P.S. These kind of books are rarely found in Singapore bookstores, not to mention that most decent Singapore bookstores like Borders/Page One have closed down. I have compiled the most helpful books for DSA Score-Boosting in the above link. Hope it helps!
As Singapore is a very high-tech society, there are many children who are addicted to handphones /computer games and as a result have no motivation to learn. Needless to say, this would result in rather severe consequences in exam results if not corrected early. Even for gifted children, the consequence of computer/cellphone addiction is really harmful, not to mention students who already have a weak academic foundation. Hence, motivational books like those listed here are actually of great importance. Only if a child sees the value of learning, will he be interested and self-motivated in learning. Related book:Cyber Junkie: Escape the Gaming and Internet Trap.

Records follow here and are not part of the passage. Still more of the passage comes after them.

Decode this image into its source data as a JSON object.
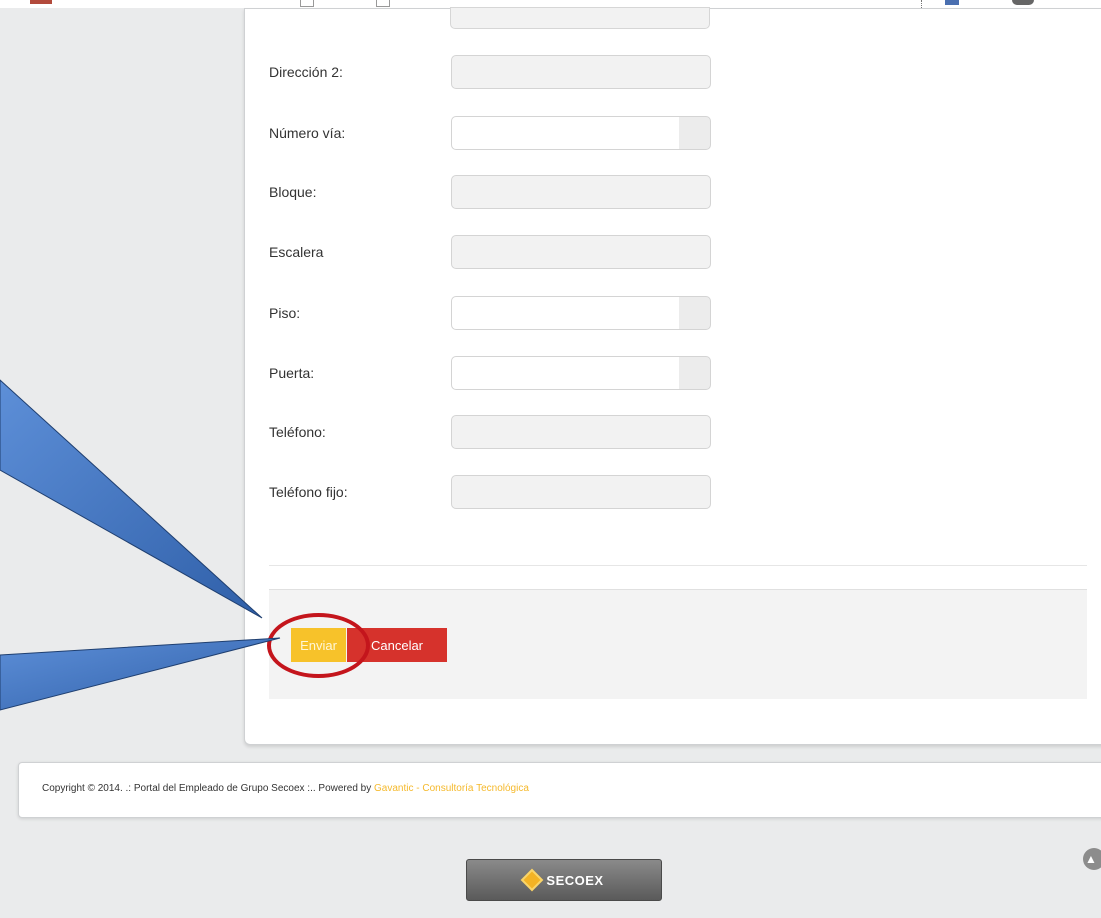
{
  "form": {
    "fields": [
      {
        "label": "Dirección 2:",
        "value": ""
      },
      {
        "label": "Número vía:",
        "value": ""
      },
      {
        "label": "Bloque:",
        "value": ""
      },
      {
        "label": "Escalera",
        "value": ""
      },
      {
        "label": "Piso:",
        "value": ""
      },
      {
        "label": "Puerta:",
        "value": ""
      },
      {
        "label": "Teléfono:",
        "value": ""
      },
      {
        "label": "Teléfono fijo:",
        "value": ""
      }
    ],
    "send_label": "Enviar",
    "cancel_label": "Cancelar"
  },
  "footer": {
    "copyright": "Copyright © 2014. .: Portal del Empleado de Grupo Secoex :.. Powered by ",
    "link_text": "Gavantic - Consultoría Tecnológica"
  },
  "logo": {
    "text": "SECOEX"
  },
  "colors": {
    "send_button": "#f7c22a",
    "cancel_button": "#d6322c",
    "highlight_ring": "#c4151c",
    "callout_arrow": "#3f74c4",
    "footer_link": "#f5b92c"
  },
  "icons": {
    "scroll_top": "chevron-up-icon",
    "logo_mark": "diamond-logo-icon"
  }
}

The problem with the iPad is that there are too many games! Children (and even adults) will find it hard to resist the games. The Kindle would be better for education, since it is primarily a reading device, and there are many educational books available at low cost or even free.